In the decision of Global Pacific Aerospace Pty Limited  VSC 291, The Supreme Court of Victoria considered a dispute between directors of a company, and whether it was just and equitable that the company should be wound up.
W and B were 50/50 shareholders in a company that bought a helicopter for $1.6m. W and B were also the company’s sole directors.
$1.12m of the purchase price was borrowed and secured by a mortgage. W and some related entities gave a guarantee in respect of that loan.
The company couldn’t make the payments. The lender caused the helicopter to be sold for a shortfall of around $457,000.00.
The lender sued W and their related entities for the shortfall pursuant to the guarantee.
Interestingly, the purchaser of the helicopter was a different company wholly owned and controlled by B, who had not given a guarantee.
W says B used his position as director of the company to negotiate a lower price for the helicopter, breaching his directors duties. W sought to bring derivative proceedings to pursue this claim.
B applied to wind up the company on the basis that it would be just and equitable to do so.

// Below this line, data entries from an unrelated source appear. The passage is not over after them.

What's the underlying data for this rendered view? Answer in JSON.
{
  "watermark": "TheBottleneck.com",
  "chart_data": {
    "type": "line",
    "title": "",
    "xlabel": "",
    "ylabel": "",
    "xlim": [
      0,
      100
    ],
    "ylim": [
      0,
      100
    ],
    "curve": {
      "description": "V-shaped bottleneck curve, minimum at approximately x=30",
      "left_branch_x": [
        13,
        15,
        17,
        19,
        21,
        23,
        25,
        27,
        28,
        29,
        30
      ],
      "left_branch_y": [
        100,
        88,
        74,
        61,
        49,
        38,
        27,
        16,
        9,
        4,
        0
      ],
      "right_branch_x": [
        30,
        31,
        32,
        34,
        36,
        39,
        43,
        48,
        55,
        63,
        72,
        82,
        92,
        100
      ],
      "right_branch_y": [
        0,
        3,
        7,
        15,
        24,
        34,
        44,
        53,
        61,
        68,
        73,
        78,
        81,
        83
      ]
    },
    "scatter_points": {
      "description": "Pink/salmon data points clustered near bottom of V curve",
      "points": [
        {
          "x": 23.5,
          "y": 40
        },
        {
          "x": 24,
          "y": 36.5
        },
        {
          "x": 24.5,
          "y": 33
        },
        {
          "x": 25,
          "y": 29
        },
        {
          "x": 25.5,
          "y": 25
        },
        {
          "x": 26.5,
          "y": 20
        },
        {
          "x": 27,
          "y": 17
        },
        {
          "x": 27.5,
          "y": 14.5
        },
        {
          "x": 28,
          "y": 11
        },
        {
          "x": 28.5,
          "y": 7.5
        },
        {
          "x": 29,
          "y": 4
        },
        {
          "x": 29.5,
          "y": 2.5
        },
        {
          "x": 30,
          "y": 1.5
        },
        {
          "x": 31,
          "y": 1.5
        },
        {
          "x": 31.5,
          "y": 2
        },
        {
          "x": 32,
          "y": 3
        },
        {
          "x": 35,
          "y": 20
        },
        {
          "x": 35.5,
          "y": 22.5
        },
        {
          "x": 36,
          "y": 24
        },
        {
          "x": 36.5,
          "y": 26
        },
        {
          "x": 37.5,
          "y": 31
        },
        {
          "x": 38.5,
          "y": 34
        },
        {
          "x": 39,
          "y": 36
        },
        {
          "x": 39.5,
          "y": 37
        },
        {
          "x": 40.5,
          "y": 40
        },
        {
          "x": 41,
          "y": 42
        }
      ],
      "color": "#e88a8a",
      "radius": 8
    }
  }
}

B claimed that W excluded them, treated the company as their own, breached duties in buying the helicopter for an inflated price and then failed to maintain it, and failed to manage the company’s obligations to its lender.
W said B’s claim was an attempt by B to protect themselves from the derivative claim and, as there was no money, a liquidator would not chase B for B’s breach of their directors duties.

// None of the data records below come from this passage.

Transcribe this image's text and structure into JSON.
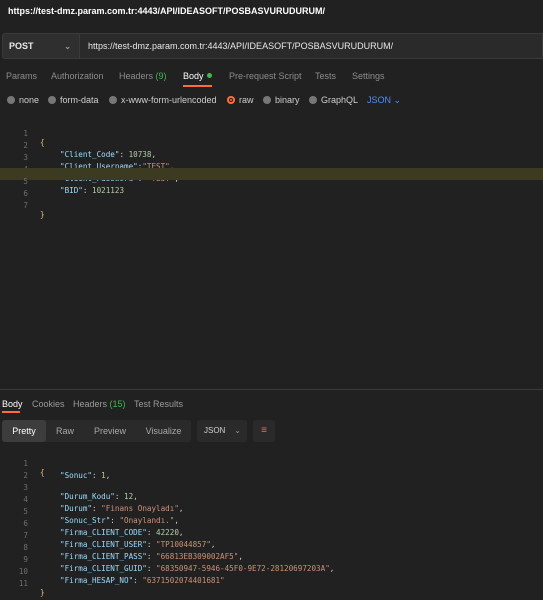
{
  "title_url": "https://test-dmz.param.com.tr:4443/API/IDEASOFT/POSBASVURUDURUM/",
  "request": {
    "method": "POST",
    "url": "https://test-dmz.param.com.tr:4443/API/IDEASOFT/POSBASVURUDURUM/"
  },
  "request_tabs": {
    "params": "Params",
    "authorization": "Authorization",
    "headers": "Headers",
    "headers_count": "(9)",
    "body": "Body",
    "prerequest": "Pre-request Script",
    "tests": "Tests",
    "settings": "Settings"
  },
  "body_types": {
    "none": "none",
    "form_data": "form-data",
    "urlencoded": "x-www-form-urlencoded",
    "raw": "raw",
    "binary": "binary",
    "graphql": "GraphQL",
    "selected_format": "JSON"
  },
  "request_body": {
    "line_numbers": [
      "1",
      "2",
      "3",
      "4",
      "5",
      "6",
      "7"
    ],
    "open": "{",
    "close": "}",
    "k1": "\"Client_Code\"",
    "v1": "10738",
    "k2": "\"Client_Username\"",
    "v2": "\"TEST\"",
    "k3": "\"Client_Password\"",
    "v3": "\"TEST\"",
    "k4": "\"BID\"",
    "v4": "1021123"
  },
  "response_tabs": {
    "body": "Body",
    "cookies": "Cookies",
    "headers": "Headers",
    "headers_count": "(15)",
    "test_results": "Test Results"
  },
  "view_modes": {
    "pretty": "Pretty",
    "raw": "Raw",
    "preview": "Preview",
    "visualize": "Visualize",
    "format": "JSON"
  },
  "response_body": {
    "line_numbers": [
      "1",
      "2",
      "3",
      "4",
      "5",
      "6",
      "7",
      "8",
      "9",
      "10",
      "11"
    ],
    "open": "{",
    "close": "}",
    "k1": "\"Sonuc\"",
    "v1": "1",
    "k2": "\"Durum_Kodu\"",
    "v2": "12",
    "k3": "\"Durum\"",
    "v3": "\"Finans Onayladı\"",
    "k4": "\"Sonuc_Str\"",
    "v4": "\"Onaylandı.\"",
    "k5": "\"Firma_CLIENT_CODE\"",
    "v5": "42220",
    "k6": "\"Firma_CLIENT_USER\"",
    "v6": "\"TP10044857\"",
    "k7": "\"Firma_CLIENT_PASS\"",
    "v7": "\"66813EB309002AF5\"",
    "k8": "\"Firma_CLIENT_GUID\"",
    "v8": "\"68350947-5946-45F0-9E72-28120697203A\"",
    "k9": "\"Firma_HESAP_NO\"",
    "v9": "\"6371502074401681\""
  },
  "icons": {
    "method_dropdown": "chevron-down-icon",
    "format_dropdown": "chevron-down-icon",
    "wrap": "wrap-lines-icon"
  }
}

The company had no ongoing business. Its sole assets were claims against B, W, and the lender.
The Court considered it would be just and equitable to wind up the company because: (i) it was being sued by a secured creditor, (ii) the directors’ relationship had broken down, (iii) each director alleges the other has breached their directors duties with evidence from both showing neither’s claim is frivolous.

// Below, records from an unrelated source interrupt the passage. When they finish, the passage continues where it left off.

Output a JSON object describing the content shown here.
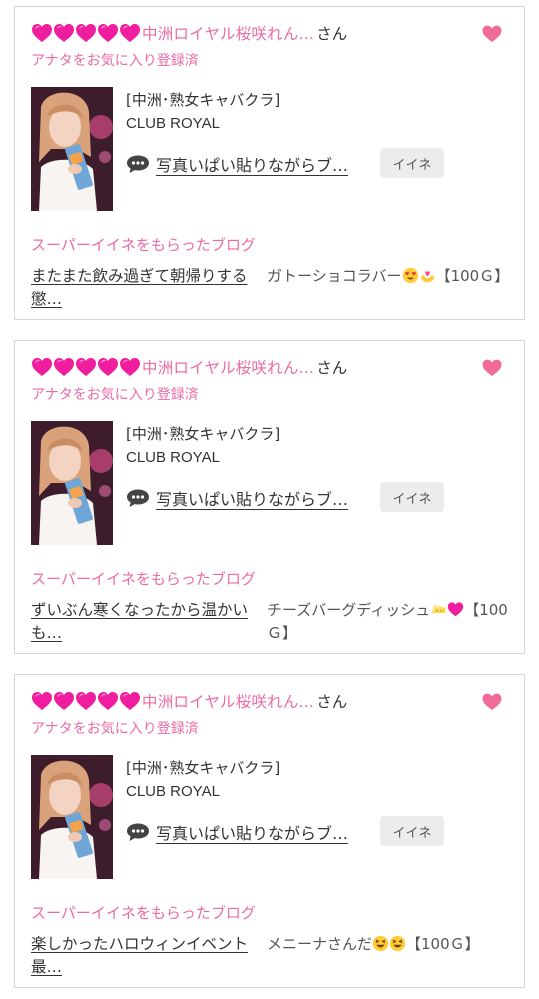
{
  "colors": {
    "accent_pink": "#ec6aa6",
    "heart_magenta": "#f01d9e",
    "fav_heart": "#f06a9a",
    "border": "#d6d6d6",
    "like_bg": "#ececec"
  },
  "cards": [
    {
      "hearts_count": 5,
      "user_name": "中洲ロイヤル桜咲れん…",
      "honorific": "さん",
      "favorite_status": "アナタをお気に入り登録済",
      "category": "[中洲･熟女キャバクラ]",
      "shop_name": "CLUB ROYAL",
      "blog_title": "写真いぱい貼りながらブ…",
      "like_label": "イイネ",
      "super_like_label": "スーパーイイネをもらったブログ",
      "super_blog_title": "またまた飲み過ぎて朝帰りする懲…",
      "gift_text": "ガトーショコラバー",
      "gift_emojis": [
        "heart-eyes-icon",
        "hands-heart-icon"
      ],
      "gift_points": "【100Ｇ】"
    },
    {
      "hearts_count": 5,
      "user_name": "中洲ロイヤル桜咲れん…",
      "honorific": "さん",
      "favorite_status": "アナタをお気に入り登録済",
      "category": "[中洲･熟女キャバクラ]",
      "shop_name": "CLUB ROYAL",
      "blog_title": "写真いぱい貼りながらブ…",
      "like_label": "イイネ",
      "super_like_label": "スーパーイイネをもらったブログ",
      "super_blog_title": "ずいぶん寒くなったから温かいも…",
      "gift_text": "チーズバーグディッシュ",
      "gift_emojis": [
        "cheese-icon",
        "purple-heart-icon"
      ],
      "gift_points": "【100Ｇ】"
    },
    {
      "hearts_count": 5,
      "user_name": "中洲ロイヤル桜咲れん…",
      "honorific": "さん",
      "favorite_status": "アナタをお気に入り登録済",
      "category": "[中洲･熟女キャバクラ]",
      "shop_name": "CLUB ROYAL",
      "blog_title": "写真いぱい貼りながらブ…",
      "like_label": "イイネ",
      "super_like_label": "スーパーイイネをもらったブログ",
      "super_blog_title": "楽しかったハロウィンイベント最…",
      "gift_text": "メニーナさんだ",
      "gift_emojis": [
        "laughing-face-icon",
        "laughing-face-icon"
      ],
      "gift_points": "【100Ｇ】"
    }
  ]
}
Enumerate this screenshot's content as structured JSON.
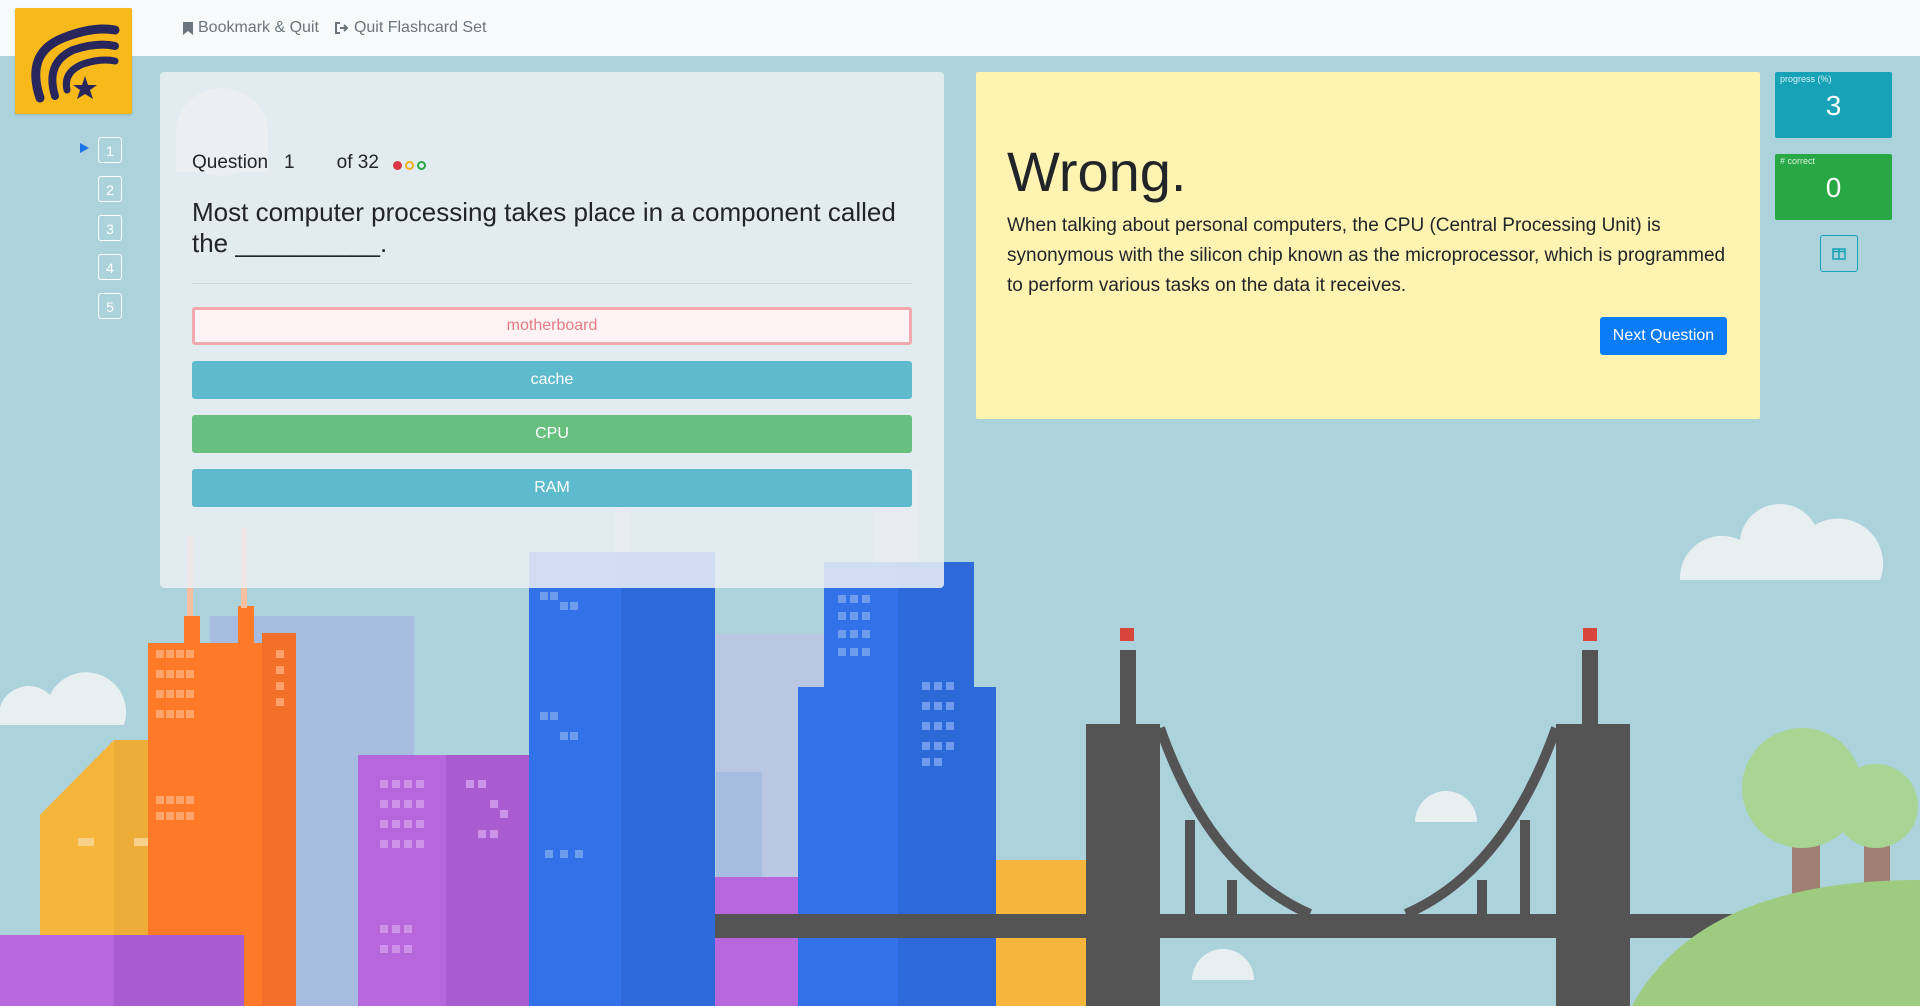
{
  "topbar": {
    "bookmark_label": "Bookmark & Quit",
    "quit_label": "Quit Flashcard Set"
  },
  "question_nav": {
    "current": 1,
    "items": [
      {
        "label": "1"
      },
      {
        "label": "2"
      },
      {
        "label": "3"
      },
      {
        "label": "4"
      },
      {
        "label": "5"
      }
    ]
  },
  "question": {
    "prefix": "Question",
    "number": "1",
    "of_label": "of 32",
    "status_dots": [
      "red-check",
      "yellow",
      "green"
    ],
    "text": "Most computer processing takes place in a component called the __________.",
    "answers": [
      {
        "label": "motherboard",
        "state": "wrong-selected"
      },
      {
        "label": "cache",
        "state": "neutral"
      },
      {
        "label": "CPU",
        "state": "correct"
      },
      {
        "label": "RAM",
        "state": "neutral"
      }
    ]
  },
  "feedback": {
    "heading": "Wrong.",
    "explanation": "When talking about personal computers, the CPU (Central Processing Unit) is synonymous with the silicon chip known as the microprocessor, which is programmed to perform various tasks on the data it receives.",
    "next_label": "Next Question"
  },
  "stats": {
    "progress_label": "progress (%)",
    "progress_value": "3",
    "correct_label": "# correct",
    "correct_value": "0"
  },
  "colors": {
    "sky": "#acd2dc",
    "logo_bg": "#f7b819",
    "progress_bg": "#17a2b8",
    "correct_bg": "#28a745",
    "next_button": "#0a7cf8",
    "feedback_bg": "#fff3b2"
  },
  "icons": {
    "bookmark": "bookmark-icon",
    "quit": "sign-out-icon",
    "layout": "columns-icon",
    "logo": "wing-star-logo"
  }
}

The Court considered preferable course was for an independent liquidator to be appointed to investigate all claims and noted “liquidators commonly find a way to obtain funding if there is a potentially good cause of action available to the company”.
The company was wound up on the just and equitable ground.
Poor corporate governance can put a company’s existence at risk.